A pathogen (from Greek πάθος path "suffering, passion", and γἰγνομαι (γεν-) gignomai (gen-) "I give birth to"), infectious agent, or (more commonly) germ, is a biological agent that causes disease or illness to its host. There are several substrates and pathways whereby pathogens can invade a host; the principal pathways have different episodic time frames, but soil contamination has the longest or most persistent potential for harboring a pathogen.

The body contains many natural defenses against some of the common pathogens (such as Pneumocystis) in the form of the human immune system and by some "helpful" bacteria present in the human body's normal flora. However, if the immune system or "good" bacteria is damaged in any way (such as by chemotherapy, human immunodeficiency virus (HIV), or antibiotics being taken to kill other pathogens), pathogenic bacteria that were being held at bay can proliferate and cause harm to the host. Such cases are called opportunistic infection.

Some pathogens (such as the bacterium Yersinia pestis, which may have caused the Black Plague, the Variola virus, and the Maleria protozoa) have been responsible for massive numbers of casualties and have had numerous effects on afflicted groups. Of particular note in modern times is HIV, which is known to have infected several million humans globally, along with the Influenza virus. Today, while many medical advances have been made to safeguard against infection by pathogens, through the use of vaccination, antibiotics, and fungicide, pathogens continue to threaten human life. Social advances such as food safety, hygiene, and water treatment have reduced the threat from some pathogens.

Not all pathogens are negative. In entomology, pathogens are one of the "Three P's" (predators, pathogens, and parasitoids) that serve as natural or introduced biological controls to suppress arthropod pest populations.

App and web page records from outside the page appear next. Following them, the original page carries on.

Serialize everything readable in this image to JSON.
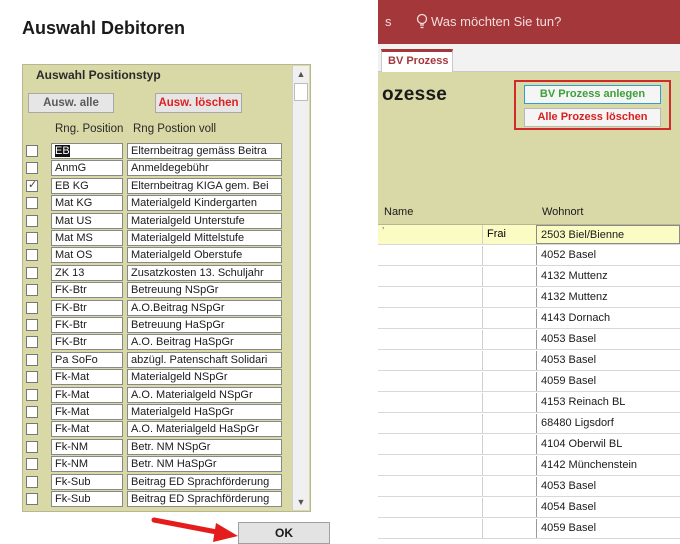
{
  "dialog": {
    "title": "Auswahl Debitoren",
    "panel_title": "Auswahl Positionstyp",
    "select_all_label": "Ausw. alle",
    "clear_selection_label": "Ausw. löschen",
    "header_position": "Rng. Position",
    "header_full": "Rng Postion voll",
    "ok_label": "OK",
    "rows": [
      {
        "pos": "EB",
        "full": "Elternbeitrag gemäss Beitra",
        "checked": false
      },
      {
        "pos": "AnmG",
        "full": "Anmeldegebühr",
        "checked": false
      },
      {
        "pos": "EB KG",
        "full": "Elternbeitrag KIGA gem. Bei",
        "checked": true
      },
      {
        "pos": "Mat KG",
        "full": "Materialgeld Kindergarten",
        "checked": false
      },
      {
        "pos": "Mat US",
        "full": "Materialgeld Unterstufe",
        "checked": false
      },
      {
        "pos": "Mat MS",
        "full": "Materialgeld Mittelstufe",
        "checked": false
      },
      {
        "pos": "Mat OS",
        "full": "Materialgeld Oberstufe",
        "checked": false
      },
      {
        "pos": "ZK 13",
        "full": "Zusatzkosten 13. Schuljahr",
        "checked": false
      },
      {
        "pos": "FK-Btr",
        "full": "Betreuung NSpGr",
        "checked": false
      },
      {
        "pos": "FK-Btr",
        "full": "A.O.Beitrag NSpGr",
        "checked": false
      },
      {
        "pos": "FK-Btr",
        "full": "Betreuung HaSpGr",
        "checked": false
      },
      {
        "pos": "FK-Btr",
        "full": "A.O. Beitrag HaSpGr",
        "checked": false
      },
      {
        "pos": "Pa SoFo",
        "full": "abzügl. Patenschaft Solidari",
        "checked": false
      },
      {
        "pos": "Fk-Mat",
        "full": "Materialgeld NSpGr",
        "checked": false
      },
      {
        "pos": "Fk-Mat",
        "full": "A.O. Materialgeld NSpGr",
        "checked": false
      },
      {
        "pos": "Fk-Mat",
        "full": "Materialgeld HaSpGr",
        "checked": false
      },
      {
        "pos": "Fk-Mat",
        "full": "A.O. Materialgeld HaSpGr",
        "checked": false
      },
      {
        "pos": "Fk-NM",
        "full": "Betr. NM NSpGr",
        "checked": false
      },
      {
        "pos": "Fk-NM",
        "full": "Betr. NM HaSpGr",
        "checked": false
      },
      {
        "pos": "Fk-Sub",
        "full": "Beitrag ED Sprachförderung",
        "checked": false
      },
      {
        "pos": "Fk-Sub",
        "full": "Beitrag ED Sprachförderung",
        "checked": false
      }
    ]
  },
  "app": {
    "ribbon_left": "s",
    "help_text": "Was möchten Sie tun?",
    "tab_label": "BV Prozess",
    "form_title": "ozesse",
    "create_button": "BV Prozess anlegen",
    "delete_all_button": "Alle Prozess löschen",
    "col_name": "Name",
    "col_wohnort": "Wohnort",
    "first_row_mid": "Frai",
    "wohnorte": [
      "2503 Biel/Bienne",
      "4052 Basel",
      "4132 Muttenz",
      "4132 Muttenz",
      "4143 Dornach",
      "4053 Basel",
      "4053 Basel",
      "4059 Basel",
      "4153 Reinach BL",
      "68480 Ligsdorf",
      "4104 Oberwil BL",
      "4142 Münchenstein",
      "4053 Basel",
      "4054 Basel",
      "4059 Basel"
    ]
  },
  "colors": {
    "panel_bg": "#d9d8a7",
    "ribbon": "#a4373a",
    "accent_red": "#e02020",
    "accent_green": "#3aa03a"
  }
}
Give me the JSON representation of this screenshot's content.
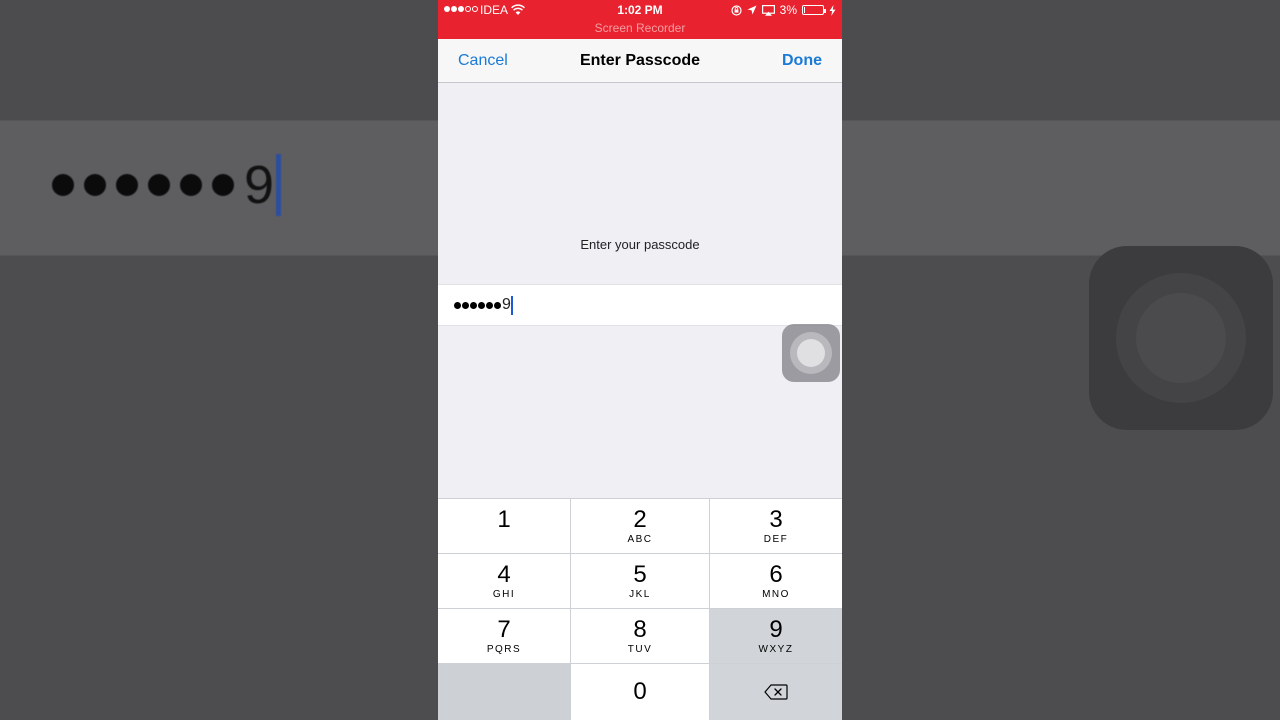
{
  "status_bar": {
    "carrier": "IDEA",
    "time": "1:02 PM",
    "battery_percent": "3%",
    "battery_level": 0.03,
    "recording_label": "Screen Recorder",
    "accent_color": "#e8232f"
  },
  "nav": {
    "cancel_label": "Cancel",
    "title": "Enter Passcode",
    "done_label": "Done"
  },
  "passcode": {
    "prompt": "Enter your passcode",
    "masked_count": 6,
    "last_digit": "9"
  },
  "keypad": {
    "keys": [
      {
        "num": "1",
        "letters": ""
      },
      {
        "num": "2",
        "letters": "ABC"
      },
      {
        "num": "3",
        "letters": "DEF"
      },
      {
        "num": "4",
        "letters": "GHI"
      },
      {
        "num": "5",
        "letters": "JKL"
      },
      {
        "num": "6",
        "letters": "MNO"
      },
      {
        "num": "7",
        "letters": "PQRS"
      },
      {
        "num": "8",
        "letters": "TUV"
      },
      {
        "num": "9",
        "letters": "WXYZ"
      },
      {
        "num": "0",
        "letters": ""
      }
    ],
    "delete_icon": "backspace-icon"
  },
  "background_preview": {
    "last_digit": "9"
  }
}
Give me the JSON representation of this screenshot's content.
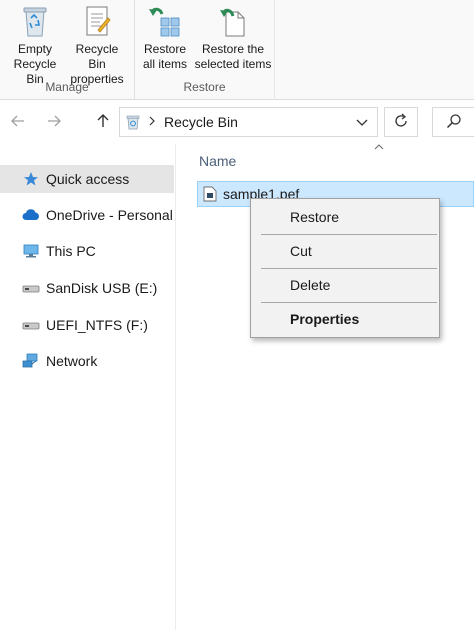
{
  "ribbon": {
    "manage": {
      "group_label": "Manage",
      "empty_bin": {
        "line1": "Empty",
        "line2": "Recycle Bin"
      },
      "bin_properties": {
        "line1": "Recycle Bin",
        "line2": "properties"
      }
    },
    "restore": {
      "group_label": "Restore",
      "restore_all": {
        "line1": "Restore",
        "line2": "all items"
      },
      "restore_selected": {
        "line1": "Restore the",
        "line2": "selected items"
      }
    }
  },
  "address": {
    "path": "Recycle Bin",
    "icons": {
      "back": "back-arrow-icon",
      "forward": "forward-arrow-icon",
      "up": "up-arrow-icon",
      "location": "recycle-bin-small-icon",
      "dropdown": "chevron-down-icon",
      "refresh": "refresh-icon",
      "search": "search-icon"
    }
  },
  "navpane": {
    "items": [
      {
        "label": "Quick access",
        "icon": "star-icon",
        "selected": true
      },
      {
        "label": "OneDrive - Personal",
        "icon": "cloud-icon"
      },
      {
        "label": "This PC",
        "icon": "computer-icon"
      },
      {
        "label": "SanDisk USB (E:)",
        "icon": "usb-drive-icon"
      },
      {
        "label": "UEFI_NTFS (F:)",
        "icon": "drive-icon"
      },
      {
        "label": "Network",
        "icon": "network-icon"
      }
    ]
  },
  "content": {
    "column_name": "Name",
    "file": {
      "name": "sample1.pef",
      "icon": "file-icon"
    }
  },
  "context_menu": {
    "items": [
      {
        "label": "Restore"
      },
      {
        "label": "Cut"
      },
      {
        "label": "Delete"
      },
      {
        "label": "Properties",
        "bold": true
      }
    ]
  },
  "colors": {
    "selection": "#cce8ff",
    "selection_border": "#99d1ff",
    "accent": "#0078d7",
    "restore_green": "#2e8b57"
  }
}
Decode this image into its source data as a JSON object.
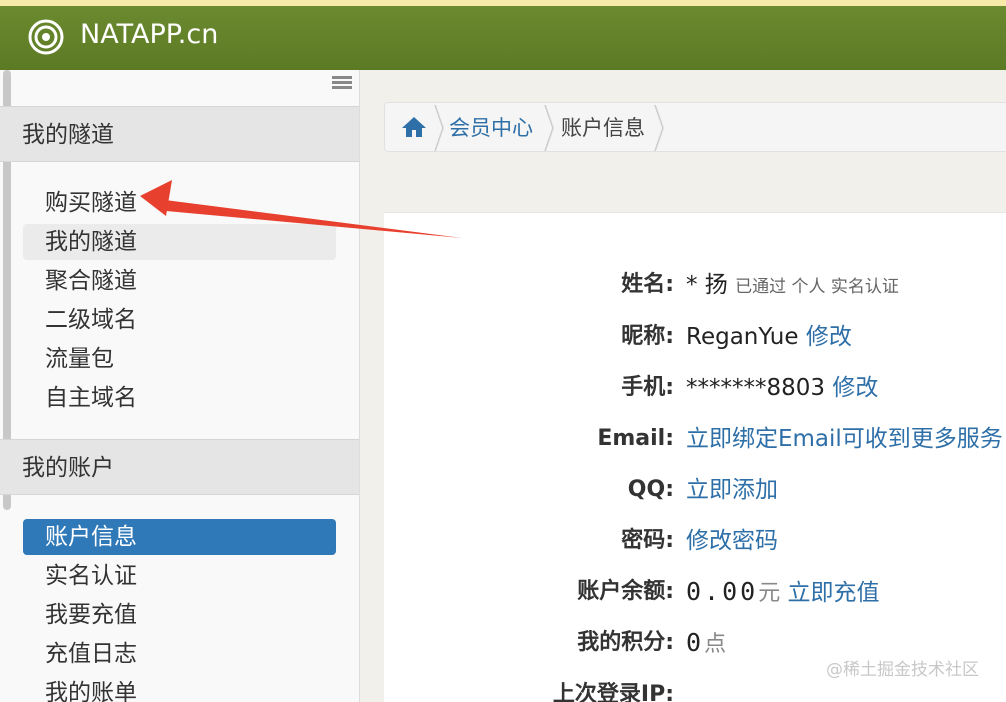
{
  "header": {
    "brand": "NATAPP.cn"
  },
  "sidebar": {
    "sections": [
      {
        "title": "我的隧道",
        "items": [
          "购买隧道",
          "我的隧道",
          "聚合隧道",
          "二级域名",
          "流量包",
          "自主域名"
        ]
      },
      {
        "title": "我的账户",
        "items": [
          "账户信息",
          "实名认证",
          "我要充值",
          "充值日志",
          "我的账单"
        ]
      }
    ]
  },
  "breadcrumb": {
    "home_icon": "home-icon",
    "links": [
      "会员中心"
    ],
    "current": "账户信息"
  },
  "account": {
    "name": {
      "label": "姓名:",
      "value": "* 扬",
      "status": "已通过 个人 实名认证"
    },
    "nickname": {
      "label": "昵称:",
      "value": "ReganYue",
      "action": "修改"
    },
    "phone": {
      "label": "手机:",
      "value": "*******8803",
      "action": "修改"
    },
    "email": {
      "label": "Email:",
      "action": "立即绑定Email可收到更多服务"
    },
    "qq": {
      "label": "QQ:",
      "action": "立即添加"
    },
    "password": {
      "label": "密码:",
      "action": "修改密码"
    },
    "balance": {
      "label": "账户余额:",
      "value": "0.00",
      "unit": "元",
      "action": "立即充值"
    },
    "points": {
      "label": "我的积分:",
      "value": "0",
      "unit": "点"
    },
    "last_login": {
      "label": "上次登录IP:"
    }
  },
  "watermark": "@稀土掘金技术社区",
  "colors": {
    "header": "#6c8a2f",
    "accent": "#3079b8",
    "link": "#2e6fa8",
    "arrow": "#e8402f"
  }
}
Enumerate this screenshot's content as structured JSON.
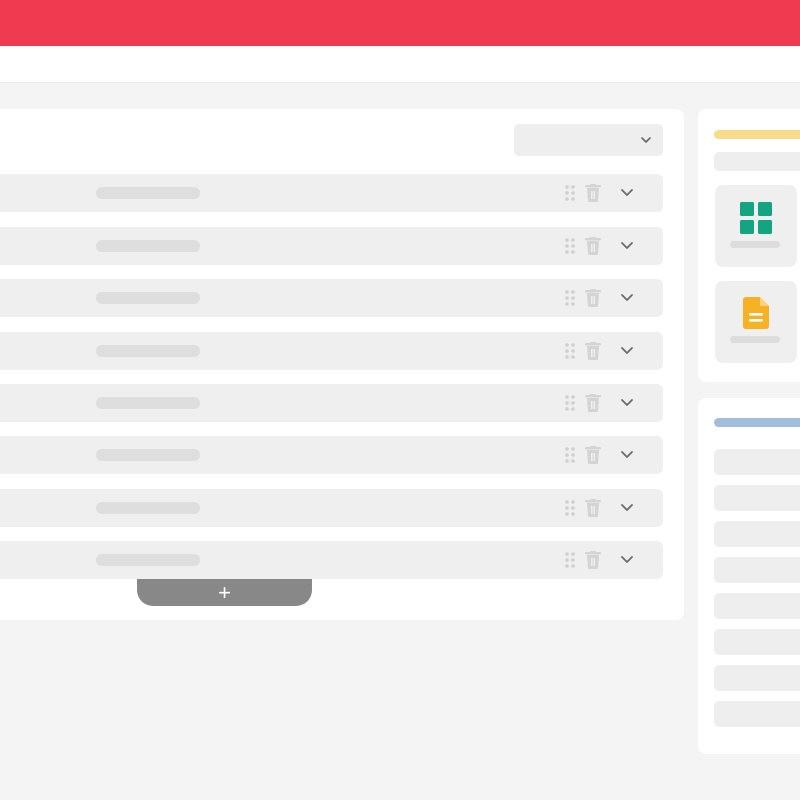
{
  "theme": {
    "header_color": "#f03a4f",
    "grid_icon_color": "#13a582",
    "doc_icon_color": "#f7b125",
    "yellow_accent": "#f7dc8b",
    "blue_accent": "#a3bedb"
  },
  "icons": {
    "select_chevron": "chevron-down-icon",
    "row_drag": "drag-handle-icon",
    "row_delete": "trash-icon",
    "row_expand": "chevron-down-icon",
    "add": "plus-icon",
    "widget_1": "grid-icon",
    "widget_2": "document-icon"
  },
  "add_button": {
    "label": "+"
  }
}
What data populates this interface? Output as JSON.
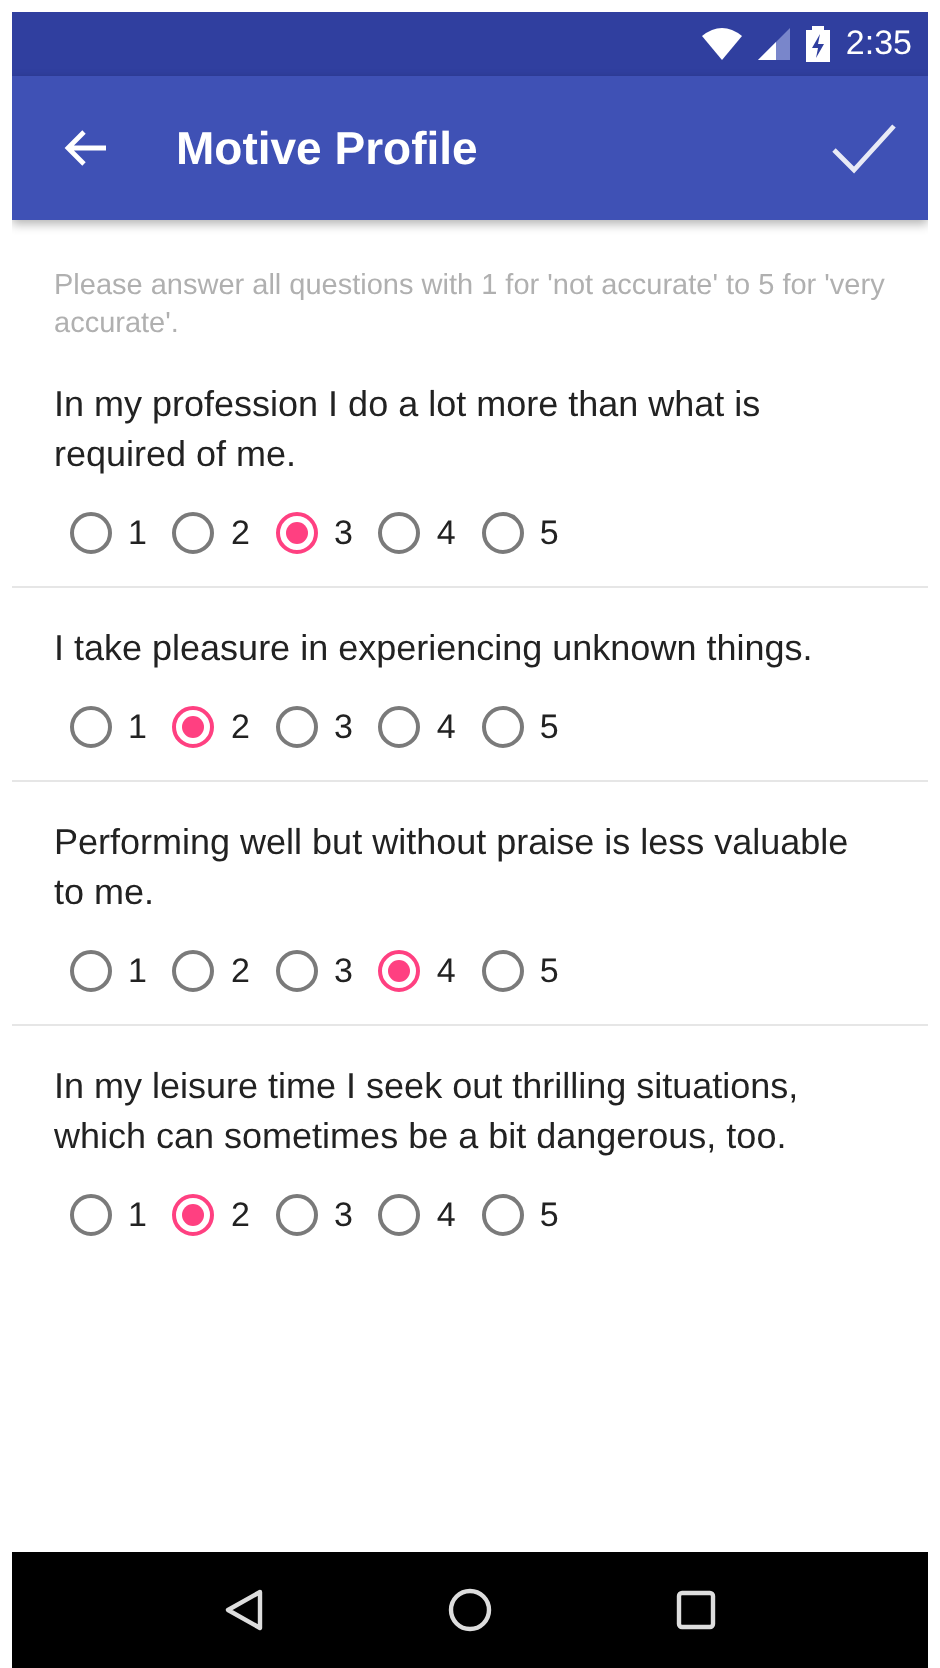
{
  "status_bar": {
    "time": "2:35"
  },
  "app_bar": {
    "title": "Motive Profile"
  },
  "instructions": "Please answer all questions with 1 for 'not accurate' to 5 for 'very accurate'.",
  "questions": [
    {
      "text": "In my profession I do a lot more than what is required of me.",
      "options": [
        {
          "label": "1",
          "selected": false
        },
        {
          "label": "2",
          "selected": false
        },
        {
          "label": "3",
          "selected": true
        },
        {
          "label": "4",
          "selected": false
        },
        {
          "label": "5",
          "selected": false
        }
      ]
    },
    {
      "text": "I take pleasure in experiencing unknown things.",
      "options": [
        {
          "label": "1",
          "selected": false
        },
        {
          "label": "2",
          "selected": true
        },
        {
          "label": "3",
          "selected": false
        },
        {
          "label": "4",
          "selected": false
        },
        {
          "label": "5",
          "selected": false
        }
      ]
    },
    {
      "text": "Performing well but without praise is less valuable to me.",
      "options": [
        {
          "label": "1",
          "selected": false
        },
        {
          "label": "2",
          "selected": false
        },
        {
          "label": "3",
          "selected": false
        },
        {
          "label": "4",
          "selected": true
        },
        {
          "label": "5",
          "selected": false
        }
      ]
    },
    {
      "text": "In my leisure time I seek out thrilling situations, which can sometimes be a bit dangerous, too.",
      "options": [
        {
          "label": "1",
          "selected": false
        },
        {
          "label": "2",
          "selected": true
        },
        {
          "label": "3",
          "selected": false
        },
        {
          "label": "4",
          "selected": false
        },
        {
          "label": "5",
          "selected": false
        }
      ]
    }
  ]
}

This text uses material from Wikipedia, licensed under CC BY-SA